So what does this all mean…I’m waiting with baited breath for the word “placement.” We finally hear it. They are recommending Sophie be placed at the ESE Pre-K class at the Royal Palm School. I am so excited and so emotional. I keep saying to myself keep it together, Julie…keep it together…keep it together… And I do. I am fine. I give the group a big Julie style WOO HOO and I am so excited. They continue to tell me about the class and then they drop this bomb on me.

“Sophie will be eligible for transportation if you would like her to ride the bus.”

And that my friend is where I lost it. Sophie watches the bus go by our house everyday. She asks if one day she will ride it. I am crying…Daddy is vaclempt…the case worker is choking up…we are thrilled. Alex apologizes for my crying with his "I'm so sorry you had to see that" joke. Sophie comes over and asks my why I’m crying.
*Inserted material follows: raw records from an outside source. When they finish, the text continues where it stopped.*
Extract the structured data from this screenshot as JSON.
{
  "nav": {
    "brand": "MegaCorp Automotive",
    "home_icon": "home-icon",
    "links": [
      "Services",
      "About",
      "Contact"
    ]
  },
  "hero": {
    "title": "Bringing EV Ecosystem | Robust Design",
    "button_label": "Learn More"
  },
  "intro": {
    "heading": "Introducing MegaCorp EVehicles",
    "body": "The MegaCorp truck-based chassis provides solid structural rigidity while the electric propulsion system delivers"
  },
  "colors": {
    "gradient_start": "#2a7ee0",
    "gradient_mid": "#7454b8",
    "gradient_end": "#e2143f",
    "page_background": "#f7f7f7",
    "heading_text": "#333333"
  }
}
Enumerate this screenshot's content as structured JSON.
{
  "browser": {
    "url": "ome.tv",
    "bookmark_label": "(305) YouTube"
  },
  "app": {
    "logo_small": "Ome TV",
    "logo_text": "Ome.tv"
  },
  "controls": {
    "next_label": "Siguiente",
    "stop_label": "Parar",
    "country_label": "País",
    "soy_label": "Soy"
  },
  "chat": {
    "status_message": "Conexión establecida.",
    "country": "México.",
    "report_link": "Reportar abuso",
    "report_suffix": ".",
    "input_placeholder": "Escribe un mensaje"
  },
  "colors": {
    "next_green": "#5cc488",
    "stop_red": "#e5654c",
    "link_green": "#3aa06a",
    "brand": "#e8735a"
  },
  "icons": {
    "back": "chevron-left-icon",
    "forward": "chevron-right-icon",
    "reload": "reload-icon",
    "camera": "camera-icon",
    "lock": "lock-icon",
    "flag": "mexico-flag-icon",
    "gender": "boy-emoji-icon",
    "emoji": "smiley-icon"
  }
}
I tell her I’m happy. She looks confused. The speech therapist hands me some tissues and Sophie wipes the tears from my eyes and tells me “Iz okay, Momma.”

It is. It is okay. It’s better than ok. We’ve been waiting for this forEVER it seems.

And now it is just five days away. It is so bittersweet to think of her riding off to school (the buses have car seats) without me. And I don’t think she’ll be riding the bus for the first couple of weeks. I think it would be a little too traumatic for me. I’m a lightweight.

I know that other Moms have experienced this. This feeling is not exclusive to me, Julie…Sophie’s Mom. I know this because I have some very special friends that have offered to meet me for some Starbucks therapy Monday morning.

So when the bell rings at 8:00am Monday morning, please pray for me….pray that I would have confidence and peace. Pray that the chunk of my heart that goes to the Royal Palm School on Monday will be safe, happy, and loved. Pray that the time for Charley, Edie and I will be sweet and safe as well.

And pray that I will remember that this was what I’ve wanted all along…a backpack, a lunchbox, and the little girl that will carry them home.

2 comments:

Emily said...

OH. OH GIRL. OH JESUS.

Tears are flowing. And I didn't expect it. But. They are. Praise God. I pack two backpacks every morning and I wish to God I was packing three. It is hard to see them big enough to carry little backpacks... but it's a blessing, too. And to think that you will never, ever know the pain of only being able to pack two of the three backpacks? THAT, my friend, is where I lose it.

Imagining a smiling Sophie waving through the window of real live yellow school bus gives me joy way down deep in my heart... the kind that makes me gulp for air. You go, God. You put that baby girl with that microcephaly label on that school bus and y'all just GO. :)

I love you. I'm thankful for you. And I just praise God for Sophie. I just know Miller Grace is going to waving back....

Tirza said...

Good words.